▶ Problem to work on
All lines in the records below with the word "Type" must be returned.
━━━━━ Dataset entries ━━━━━
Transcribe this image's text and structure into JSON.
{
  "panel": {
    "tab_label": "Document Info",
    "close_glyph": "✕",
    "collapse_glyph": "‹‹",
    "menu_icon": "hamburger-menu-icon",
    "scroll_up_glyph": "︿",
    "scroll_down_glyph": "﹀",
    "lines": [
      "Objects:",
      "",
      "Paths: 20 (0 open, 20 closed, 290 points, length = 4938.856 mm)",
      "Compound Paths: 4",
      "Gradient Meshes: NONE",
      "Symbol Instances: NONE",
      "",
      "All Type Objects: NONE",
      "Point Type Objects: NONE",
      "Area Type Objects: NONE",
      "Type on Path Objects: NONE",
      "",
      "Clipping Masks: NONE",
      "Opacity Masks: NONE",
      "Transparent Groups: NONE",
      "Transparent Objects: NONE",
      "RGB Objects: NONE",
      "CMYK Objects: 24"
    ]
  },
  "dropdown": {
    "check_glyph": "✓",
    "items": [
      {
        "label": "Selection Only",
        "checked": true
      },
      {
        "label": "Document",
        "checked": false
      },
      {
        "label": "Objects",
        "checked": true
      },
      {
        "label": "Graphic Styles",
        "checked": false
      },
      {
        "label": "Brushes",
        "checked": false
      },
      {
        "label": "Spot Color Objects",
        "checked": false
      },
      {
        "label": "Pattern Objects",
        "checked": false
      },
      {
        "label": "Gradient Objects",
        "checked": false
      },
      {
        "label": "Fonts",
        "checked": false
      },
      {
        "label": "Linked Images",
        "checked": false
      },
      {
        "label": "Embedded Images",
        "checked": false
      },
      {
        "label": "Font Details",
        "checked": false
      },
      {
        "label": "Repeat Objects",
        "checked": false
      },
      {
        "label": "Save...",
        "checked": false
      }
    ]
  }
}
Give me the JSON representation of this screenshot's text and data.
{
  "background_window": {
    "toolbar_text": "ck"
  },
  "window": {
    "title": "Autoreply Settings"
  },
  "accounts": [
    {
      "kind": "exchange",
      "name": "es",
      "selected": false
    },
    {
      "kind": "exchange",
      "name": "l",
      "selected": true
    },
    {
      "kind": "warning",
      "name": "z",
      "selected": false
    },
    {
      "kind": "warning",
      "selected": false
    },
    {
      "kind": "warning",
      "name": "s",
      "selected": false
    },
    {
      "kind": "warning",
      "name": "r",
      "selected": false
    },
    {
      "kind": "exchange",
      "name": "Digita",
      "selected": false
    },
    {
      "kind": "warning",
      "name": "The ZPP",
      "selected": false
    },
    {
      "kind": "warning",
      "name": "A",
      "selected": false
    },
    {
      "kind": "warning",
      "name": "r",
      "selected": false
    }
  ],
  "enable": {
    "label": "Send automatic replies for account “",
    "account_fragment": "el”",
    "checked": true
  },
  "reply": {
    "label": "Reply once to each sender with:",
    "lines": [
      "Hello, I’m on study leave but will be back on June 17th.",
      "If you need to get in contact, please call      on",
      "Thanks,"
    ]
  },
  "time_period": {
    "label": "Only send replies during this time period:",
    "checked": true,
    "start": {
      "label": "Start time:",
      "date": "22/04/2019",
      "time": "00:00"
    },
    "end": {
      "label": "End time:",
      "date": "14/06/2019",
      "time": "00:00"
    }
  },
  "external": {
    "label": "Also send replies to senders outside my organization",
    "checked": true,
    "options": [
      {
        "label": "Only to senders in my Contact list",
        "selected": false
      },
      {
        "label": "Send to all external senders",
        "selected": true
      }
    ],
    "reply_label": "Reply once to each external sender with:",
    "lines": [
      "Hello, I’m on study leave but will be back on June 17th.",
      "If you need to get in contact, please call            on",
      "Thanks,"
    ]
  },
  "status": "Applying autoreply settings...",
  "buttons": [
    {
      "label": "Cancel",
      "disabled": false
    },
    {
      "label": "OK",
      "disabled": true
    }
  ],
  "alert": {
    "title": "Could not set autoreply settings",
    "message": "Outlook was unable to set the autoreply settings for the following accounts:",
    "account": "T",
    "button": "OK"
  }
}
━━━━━
▶ Response to this task
      "All Type Objects: NONE",
      "Point Type Objects: NONE",
      "Area Type Objects: NONE",
      "Type on Path Objects: NONE",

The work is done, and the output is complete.